The larger blood vessels are named according to the direction in they carry blood, either to the heart or away from the heart. Arteries carry blood away from the heart (a way to remember it is "A" for artery and "A" for away). Blood pumped out of the heart to the body is oxygenated and travels through the largest blood vessel, the aorta. From the heart to the lungs, the blood travels through the pulmonary artery, the only arterial vessel to carry deoxygenated blood. Veins carry blood to the heart. From the body, deoxygenated blood enters the heart through the largest veins, the inferior and superior vena cava. From the lungs, oxygenated blood travels through the pulmonary vein, the only vein to carry oxygenated blood.

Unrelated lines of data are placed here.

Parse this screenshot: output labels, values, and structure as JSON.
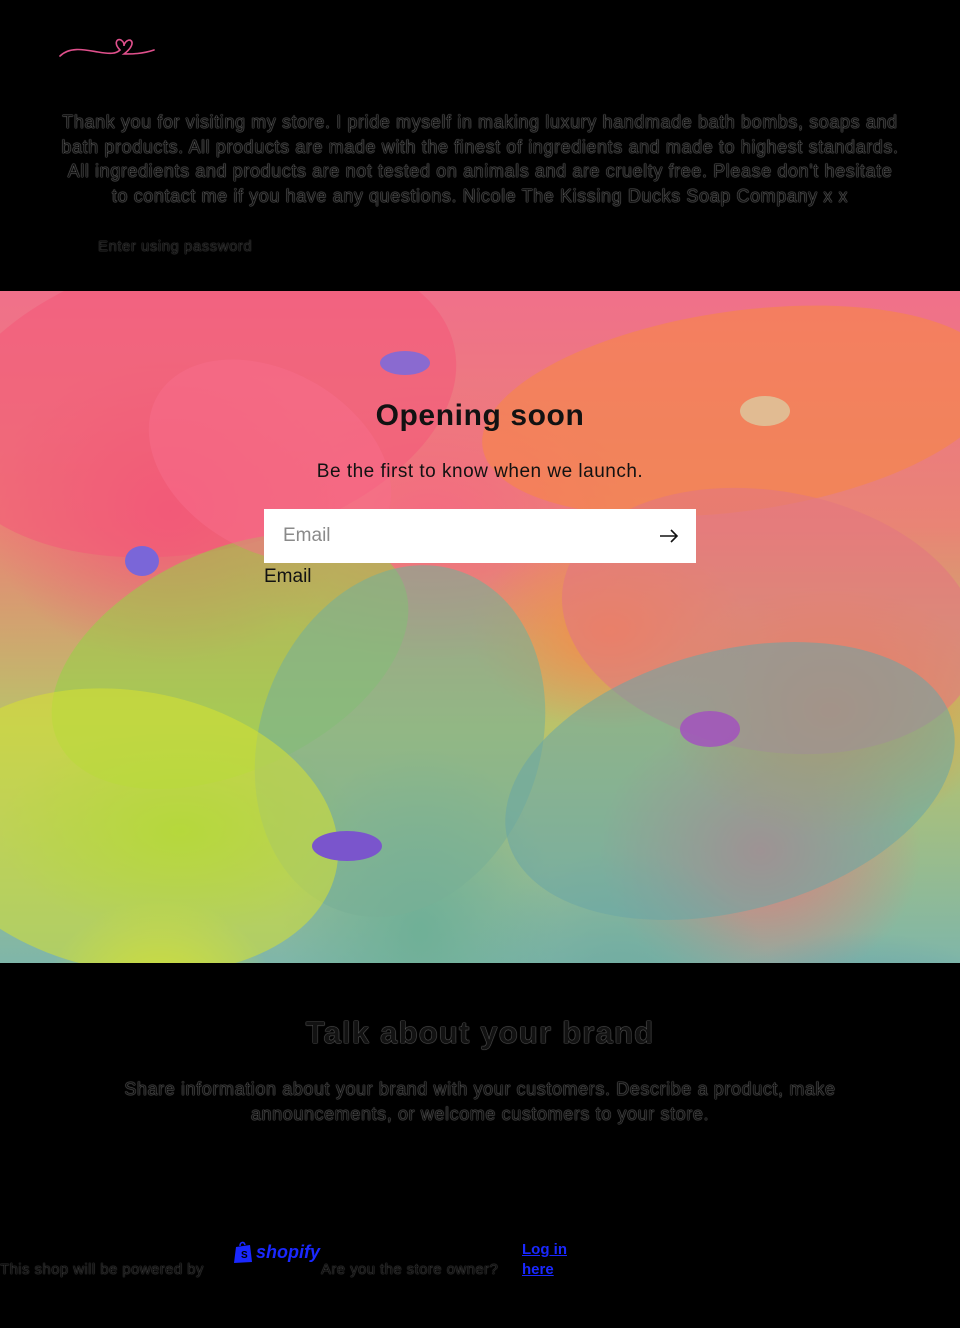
{
  "header": {
    "logo_icon": "heart-signature-logo",
    "logo_color": "#e0508c"
  },
  "intro": {
    "text": "Thank you for visiting my store. I pride myself in making luxury handmade bath bombs, soaps and bath products. All products are made with the finest of ingredients and made to highest standards. All ingredients and products are not tested on animals and are cruelty free. Please don't hesitate to contact me if you have any questions. Nicole The Kissing Ducks Soap Company x x",
    "password_link": "Enter using password"
  },
  "hero": {
    "title": "Opening soon",
    "subtitle": "Be the first to know when we launch.",
    "email_placeholder": "Email",
    "email_label": "Email",
    "submit_icon": "arrow-right-icon"
  },
  "brand": {
    "title": "Talk about your brand",
    "text": "Share information about your brand with your customers. Describe a product, make announcements, or welcome customers to your store."
  },
  "footer": {
    "powered_text": "This shop will be powered by",
    "shopify_label": "shopify",
    "owner_text": "Are you the store owner?",
    "login_label": "Log in",
    "here_label": "here",
    "link_color": "#1a28ff"
  }
}
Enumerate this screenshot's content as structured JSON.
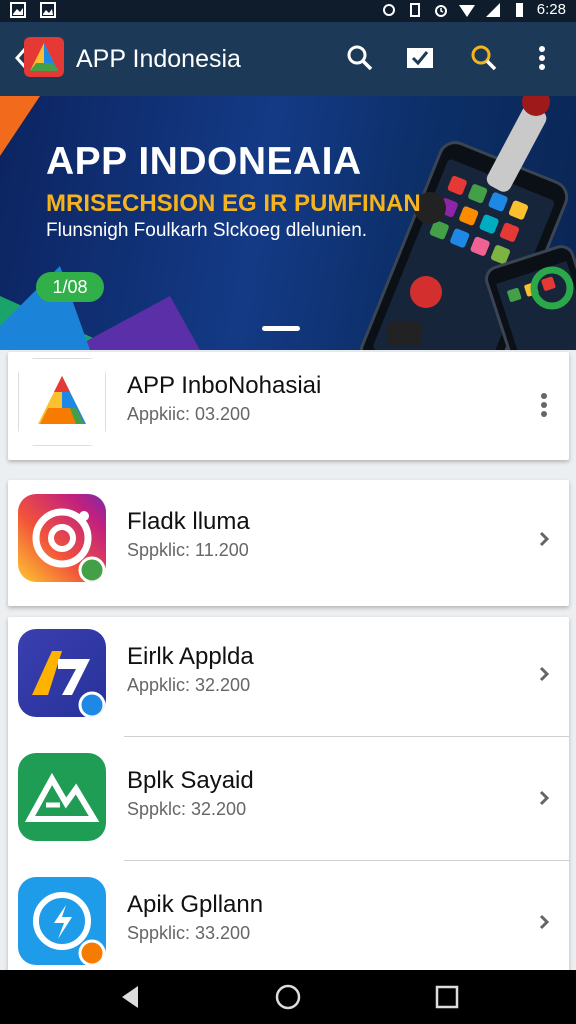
{
  "status": {
    "time": "6:28"
  },
  "toolbar": {
    "title": "APP Indonesia"
  },
  "banner": {
    "title": "APP INDONEAIA",
    "subtitle": "MRISECHSION EG IR PUMFINAN",
    "caption": "Flunsnigh Foulkarh Slckoeg dlelunien.",
    "badge": "1/08"
  },
  "apps": [
    {
      "name": "APP InboNohasiai",
      "size": "Appkiic: 03.200"
    },
    {
      "name": "Fladk lluma",
      "size": "Sppklic: 11.200"
    },
    {
      "name": "Eirlk Applda",
      "size": "Appklic: 32.200"
    },
    {
      "name": "Bplk Sayaid",
      "size": "Sppklc: 32.200"
    },
    {
      "name": "Apik Gpllann",
      "size": "Sppklic: 33.200"
    }
  ],
  "icons": {
    "back": "chevron-left-icon",
    "search": "search-icon",
    "edit": "edit-check-icon",
    "search2": "search-icon",
    "more": "more-vert-icon"
  },
  "colors": {
    "appbar": "#1c3a57",
    "banner": "#143a86",
    "accent": "#f6b31c",
    "badge": "#31b04a"
  }
}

Blood vessels vary in size and are made of different tissue depending on their proximity to the heart. The smallest blood vessels are found in the tissues and act as a doorway between the arteries and veins. These vessels are wide enough to allow the passage of a single red blood cell and are called capillaries. The tissue surrounding a capillary, called the capillary bed, is where gas, oxygen, and nutrient exchange occurs between the blood and tissues. A red blood cell carrying oxygen will exchange the molecule as it passes through the capillary, and then it will enter the venous system to return to the heart, where it passes again through the lungs to receive an oxygen molecule and begin its journey again.
Types of Arteries
There are three main types of arteries: elastic (large), muscular (medium), and arterioles (small). As the names imply, elastic arteries are the largest vessels and include the aorta and pulmonary artery. They expand when blood is pumped out of the heart and the resistance to relax pushes the blood out into the muscular arterial branches. The muscular arteries have a layer of smooth muscle that contracts to pump the blood into the peripheral system. This type of artery includes the aortic branches, such as the coronary and renal arteries.
The small arteries and arterioles feed into the tissues and organs. They are also made of smooth muscle to regulate pressure and flow. However, these are the most influential type of blood vessel because their size and placement in the system determine blood flow into the capillary beds. This, in turn, controls the exchange of gases and nutrients in the tissues.
The Venous System
Veins also occur in varying sizes and get larger as they get closer to the heart, but their contraction is dependent on the skeletal muscle system (such as the leg muscles), which squeezes the vessels during movement. A lack of skeletal muscle movement, for example in the legs during a long intercontinental flight, can result in venous pooling and clots. Blood flow through the venous system also depends on the arterial blood pressure and integrity of the vein walls. Valves in the venous vessels prevent the backflow of blood as it makes its way to the heart for recirculation.